[Exercise brief]
What you return should be the complete data below, word for word, with no pictures in it.

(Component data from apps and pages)
--

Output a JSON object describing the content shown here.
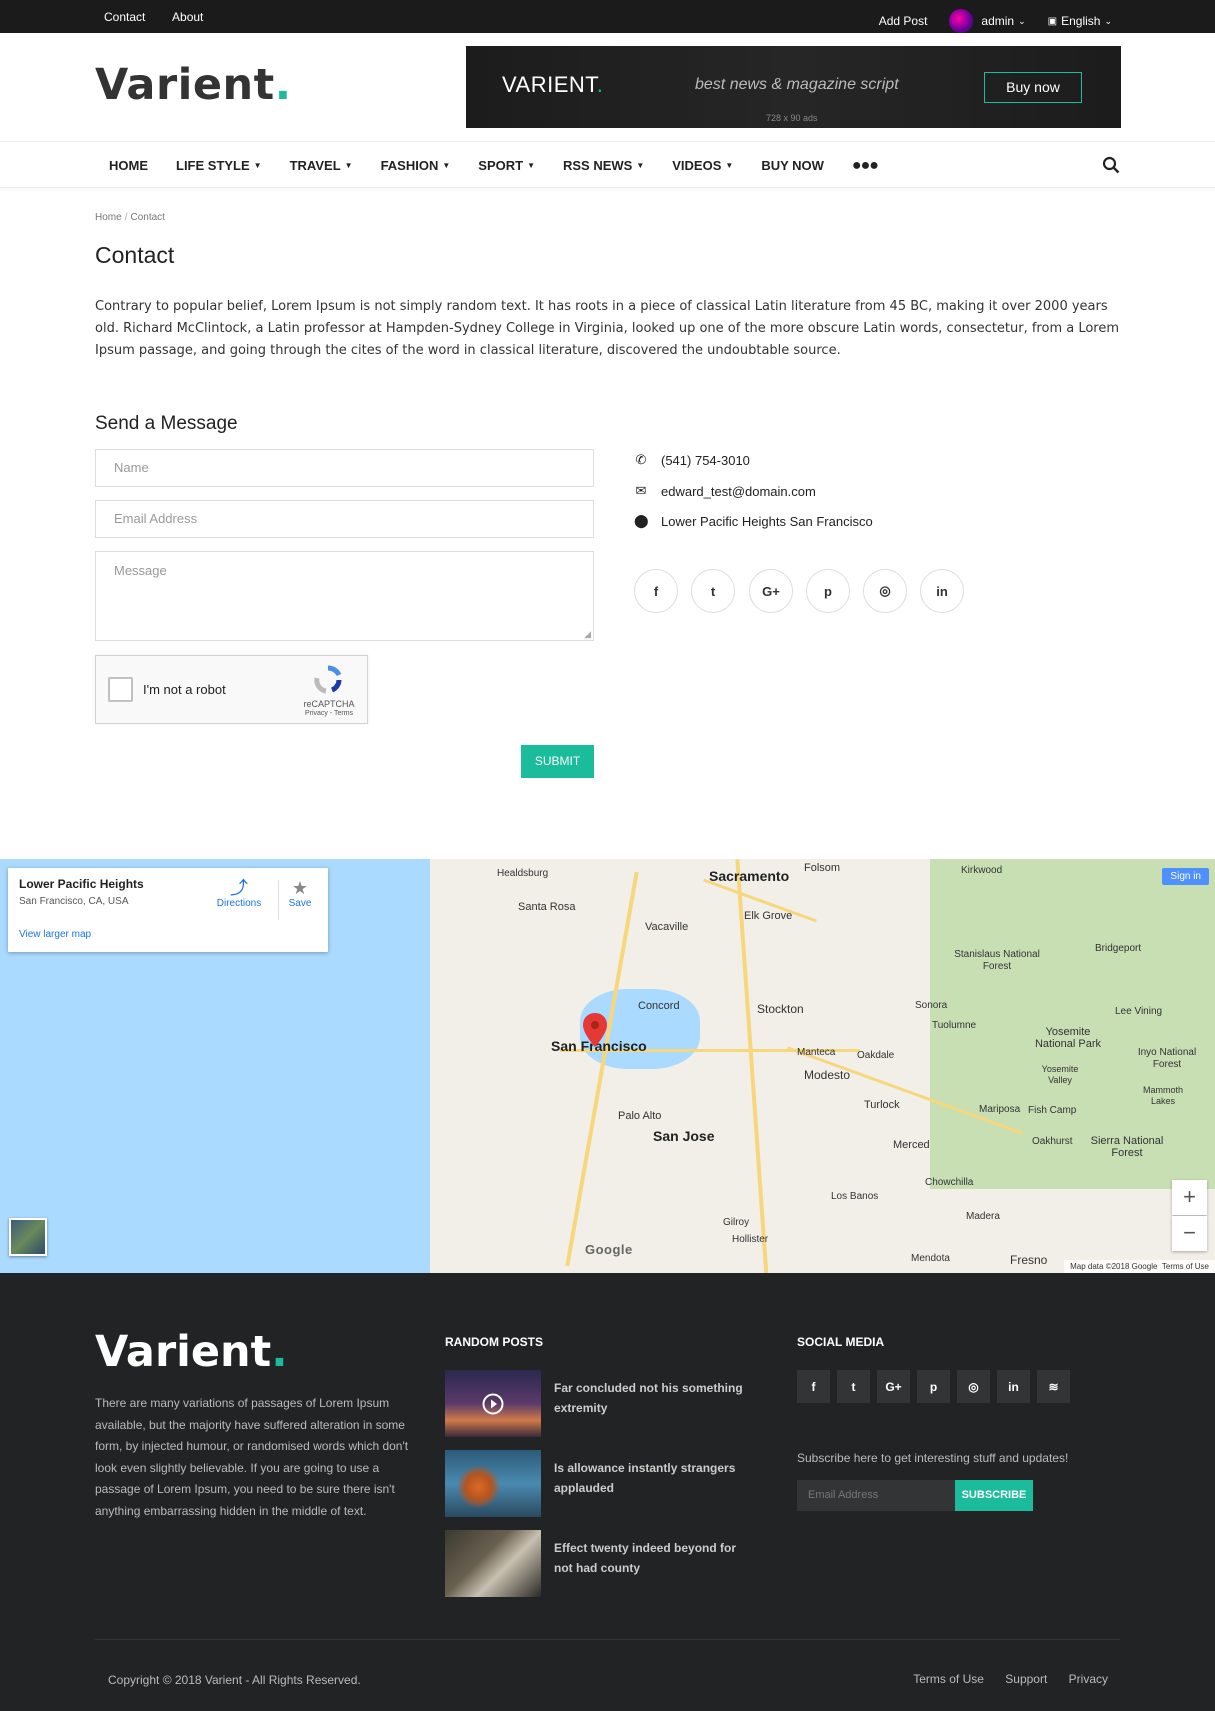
{
  "topbar": {
    "links": [
      "Contact",
      "About"
    ],
    "add_post": "Add Post",
    "user": "admin",
    "language": "English"
  },
  "brand": {
    "name": "Varient",
    "dot": "."
  },
  "banner": {
    "logo": "VARIENT",
    "dot": ".",
    "tagline": "best news & magazine script",
    "cta": "Buy now",
    "size_note": "728 x 90 ads"
  },
  "nav": {
    "items": [
      {
        "label": "HOME",
        "dropdown": false
      },
      {
        "label": "LIFE STYLE",
        "dropdown": true
      },
      {
        "label": "TRAVEL",
        "dropdown": true
      },
      {
        "label": "FASHION",
        "dropdown": true
      },
      {
        "label": "SPORT",
        "dropdown": true
      },
      {
        "label": "RSS NEWS",
        "dropdown": true
      },
      {
        "label": "VIDEOS",
        "dropdown": true
      },
      {
        "label": "BUY NOW",
        "dropdown": false
      }
    ],
    "more_icon": "ellipsis-icon",
    "search_icon": "search-icon"
  },
  "breadcrumb": {
    "home": "Home",
    "separator": "/",
    "current": "Contact"
  },
  "page": {
    "title": "Contact",
    "text": "Contrary to popular belief, Lorem Ipsum is not simply random text. It has roots in a piece of classical Latin literature from 45 BC, making it over 2000 years old. Richard McClintock, a Latin professor at Hampden-Sydney College in Virginia, looked up one of the more obscure Latin words, consectetur, from a Lorem Ipsum passage, and going through the cites of the word in classical literature, discovered the undoubtable source."
  },
  "form": {
    "heading": "Send a Message",
    "name_placeholder": "Name",
    "email_placeholder": "Email Address",
    "message_placeholder": "Message",
    "captcha_label": "I'm not a robot",
    "captcha_brand": "reCAPTCHA",
    "captcha_links": "Privacy - Terms",
    "submit": "SUBMIT"
  },
  "contact": {
    "phone": "(541) 754-3010",
    "email": "edward_test@domain.com",
    "address": "Lower Pacific Heights San Francisco",
    "social": [
      {
        "icon": "facebook-icon",
        "glyph": "f"
      },
      {
        "icon": "twitter-icon",
        "glyph": "t"
      },
      {
        "icon": "google-plus-icon",
        "glyph": "G+"
      },
      {
        "icon": "pinterest-icon",
        "glyph": "p"
      },
      {
        "icon": "instagram-icon",
        "glyph": "◎"
      },
      {
        "icon": "linkedin-icon",
        "glyph": "in"
      }
    ]
  },
  "map": {
    "place": "Lower Pacific Heights",
    "place_sub": "San Francisco, CA, USA",
    "directions": "Directions",
    "save": "Save",
    "larger": "View larger map",
    "sign_in": "Sign in",
    "attribution": "Map data ©2018 Google",
    "terms": "Terms of Use",
    "google": "Google",
    "zoom_in": "+",
    "zoom_out": "−",
    "cities": {
      "sacramento": "Sacramento",
      "folsom": "Folsom",
      "healdsburg": "Healdsburg",
      "kirkwood": "Kirkwood",
      "santa_rosa": "Santa Rosa",
      "vacaville": "Vacaville",
      "elk_grove": "Elk Grove",
      "stanislaus": "Stanislaus National Forest",
      "bridgeport": "Bridgeport",
      "concord": "Concord",
      "stockton": "Stockton",
      "sonora": "Sonora",
      "tuolumne": "Tuolumne",
      "lee_vining": "Lee Vining",
      "san_francisco": "San Francisco",
      "manteca": "Manteca",
      "oakdale": "Oakdale",
      "yosemite_np": "Yosemite National Park",
      "yosemite_valley": "Yosemite Valley",
      "inyo": "Inyo National Forest",
      "modesto": "Modesto",
      "mammoth": "Mammoth Lakes",
      "palo_alto": "Palo Alto",
      "turlock": "Turlock",
      "mariposa": "Mariposa",
      "fish_camp": "Fish Camp",
      "san_jose": "San Jose",
      "merced": "Merced",
      "oakhurst": "Oakhurst",
      "sierra": "Sierra National Forest",
      "chowchilla": "Chowchilla",
      "los_banos": "Los Banos",
      "gilroy": "Gilroy",
      "madera": "Madera",
      "hollister": "Hollister",
      "mendota": "Mendota",
      "fresno": "Fresno"
    }
  },
  "footer": {
    "about": "There are many variations of passages of Lorem Ipsum available, but the majority have suffered alteration in some form, by injected humour, or randomised words which don't look even slightly believable. If you are going to use a passage of Lorem Ipsum, you need to be sure there isn't anything embarrassing hidden in the middle of text.",
    "random_heading": "RANDOM POSTS",
    "posts": [
      {
        "title": "Far concluded not his something extremity"
      },
      {
        "title": "Is allowance instantly strangers applauded"
      },
      {
        "title": "Effect twenty indeed beyond for not had county"
      }
    ],
    "social_heading": "SOCIAL MEDIA",
    "social": [
      {
        "icon": "facebook-icon",
        "glyph": "f"
      },
      {
        "icon": "twitter-icon",
        "glyph": "t"
      },
      {
        "icon": "google-plus-icon",
        "glyph": "G+"
      },
      {
        "icon": "pinterest-icon",
        "glyph": "p"
      },
      {
        "icon": "instagram-icon",
        "glyph": "◎"
      },
      {
        "icon": "linkedin-icon",
        "glyph": "in"
      },
      {
        "icon": "rss-icon",
        "glyph": "≋"
      }
    ],
    "subscribe_text": "Subscribe here to get interesting stuff and updates!",
    "subscribe_placeholder": "Email Address",
    "subscribe_button": "SUBSCRIBE",
    "copyright": "Copyright © 2018 Varient - All Rights Reserved.",
    "links": [
      "Terms of Use",
      "Support",
      "Privacy"
    ]
  },
  "colors": {
    "accent": "#1abc9c",
    "dark": "#222324",
    "topbar": "#1b1b1b"
  }
}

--

[The answer]
Output a JSON object describing the content shown here.
{
  "topbar": {
    "links": [
      "Contact",
      "About"
    ],
    "add_post": "Add Post",
    "user": "admin",
    "language": "English"
  },
  "brand": {
    "name": "Varient",
    "dot": "."
  },
  "banner": {
    "logo": "VARIENT",
    "dot": ".",
    "tagline": "best news & magazine script",
    "cta": "Buy now",
    "size_note": "728 x 90 ads"
  },
  "nav": {
    "items": [
      {
        "label": "HOME",
        "dropdown": false
      },
      {
        "label": "LIFE STYLE",
        "dropdown": true
      },
      {
        "label": "TRAVEL",
        "dropdown": true
      },
      {
        "label": "FASHION",
        "dropdown": true
      },
      {
        "label": "SPORT",
        "dropdown": true
      },
      {
        "label": "RSS NEWS",
        "dropdown": true
      },
      {
        "label": "VIDEOS",
        "dropdown": true
      },
      {
        "label": "BUY NOW",
        "dropdown": false
      }
    ],
    "more_icon": "ellipsis-icon",
    "search_icon": "search-icon"
  },
  "breadcrumb": {
    "home": "Home",
    "separator": "/",
    "current": "Contact"
  },
  "page": {
    "title": "Contact",
    "text": "Contrary to popular belief, Lorem Ipsum is not simply random text. It has roots in a piece of classical Latin literature from 45 BC, making it over 2000 years old. Richard McClintock, a Latin professor at Hampden-Sydney College in Virginia, looked up one of the more obscure Latin words, consectetur, from a Lorem Ipsum passage, and going through the cites of the word in classical literature, discovered the undoubtable source."
  },
  "form": {
    "heading": "Send a Message",
    "name_placeholder": "Name",
    "email_placeholder": "Email Address",
    "message_placeholder": "Message",
    "captcha_label": "I'm not a robot",
    "captcha_brand": "reCAPTCHA",
    "captcha_links": "Privacy - Terms",
    "submit": "SUBMIT"
  },
  "contact": {
    "phone": "(541) 754-3010",
    "email": "edward_test@domain.com",
    "address": "Lower Pacific Heights San Francisco",
    "social": [
      {
        "icon": "facebook-icon",
        "glyph": "f"
      },
      {
        "icon": "twitter-icon",
        "glyph": "t"
      },
      {
        "icon": "google-plus-icon",
        "glyph": "G+"
      },
      {
        "icon": "pinterest-icon",
        "glyph": "p"
      },
      {
        "icon": "instagram-icon",
        "glyph": "◎"
      },
      {
        "icon": "linkedin-icon",
        "glyph": "in"
      }
    ]
  },
  "map": {
    "place": "Lower Pacific Heights",
    "place_sub": "San Francisco, CA, USA",
    "directions": "Directions",
    "save": "Save",
    "larger": "View larger map",
    "sign_in": "Sign in",
    "attribution": "Map data ©2018 Google",
    "terms": "Terms of Use",
    "google": "Google",
    "zoom_in": "+",
    "zoom_out": "−",
    "cities": {
      "sacramento": "Sacramento",
      "folsom": "Folsom",
      "healdsburg": "Healdsburg",
      "kirkwood": "Kirkwood",
      "santa_rosa": "Santa Rosa",
      "vacaville": "Vacaville",
      "elk_grove": "Elk Grove",
      "stanislaus": "Stanislaus National Forest",
      "bridgeport": "Bridgeport",
      "concord": "Concord",
      "stockton": "Stockton",
      "sonora": "Sonora",
      "tuolumne": "Tuolumne",
      "lee_vining": "Lee Vining",
      "san_francisco": "San Francisco",
      "manteca": "Manteca",
      "oakdale": "Oakdale",
      "yosemite_np": "Yosemite National Park",
      "yosemite_valley": "Yosemite Valley",
      "inyo": "Inyo National Forest",
      "modesto": "Modesto",
      "mammoth": "Mammoth Lakes",
      "palo_alto": "Palo Alto",
      "turlock": "Turlock",
      "mariposa": "Mariposa",
      "fish_camp": "Fish Camp",
      "san_jose": "San Jose",
      "merced": "Merced",
      "oakhurst": "Oakhurst",
      "sierra": "Sierra National Forest",
      "chowchilla": "Chowchilla",
      "los_banos": "Los Banos",
      "gilroy": "Gilroy",
      "madera": "Madera",
      "hollister": "Hollister",
      "mendota": "Mendota",
      "fresno": "Fresno"
    }
  },
  "footer": {
    "about": "There are many variations of passages of Lorem Ipsum available, but the majority have suffered alteration in some form, by injected humour, or randomised words which don't look even slightly believable. If you are going to use a passage of Lorem Ipsum, you need to be sure there isn't anything embarrassing hidden in the middle of text.",
    "random_heading": "RANDOM POSTS",
    "posts": [
      {
        "title": "Far concluded not his something extremity"
      },
      {
        "title": "Is allowance instantly strangers applauded"
      },
      {
        "title": "Effect twenty indeed beyond for not had county"
      }
    ],
    "social_heading": "SOCIAL MEDIA",
    "social": [
      {
        "icon": "facebook-icon",
        "glyph": "f"
      },
      {
        "icon": "twitter-icon",
        "glyph": "t"
      },
      {
        "icon": "google-plus-icon",
        "glyph": "G+"
      },
      {
        "icon": "pinterest-icon",
        "glyph": "p"
      },
      {
        "icon": "instagram-icon",
        "glyph": "◎"
      },
      {
        "icon": "linkedin-icon",
        "glyph": "in"
      },
      {
        "icon": "rss-icon",
        "glyph": "≋"
      }
    ],
    "subscribe_text": "Subscribe here to get interesting stuff and updates!",
    "subscribe_placeholder": "Email Address",
    "subscribe_button": "SUBSCRIBE",
    "copyright": "Copyright © 2018 Varient - All Rights Reserved.",
    "links": [
      "Terms of Use",
      "Support",
      "Privacy"
    ]
  },
  "colors": {
    "accent": "#1abc9c",
    "dark": "#222324",
    "topbar": "#1b1b1b"
  }
}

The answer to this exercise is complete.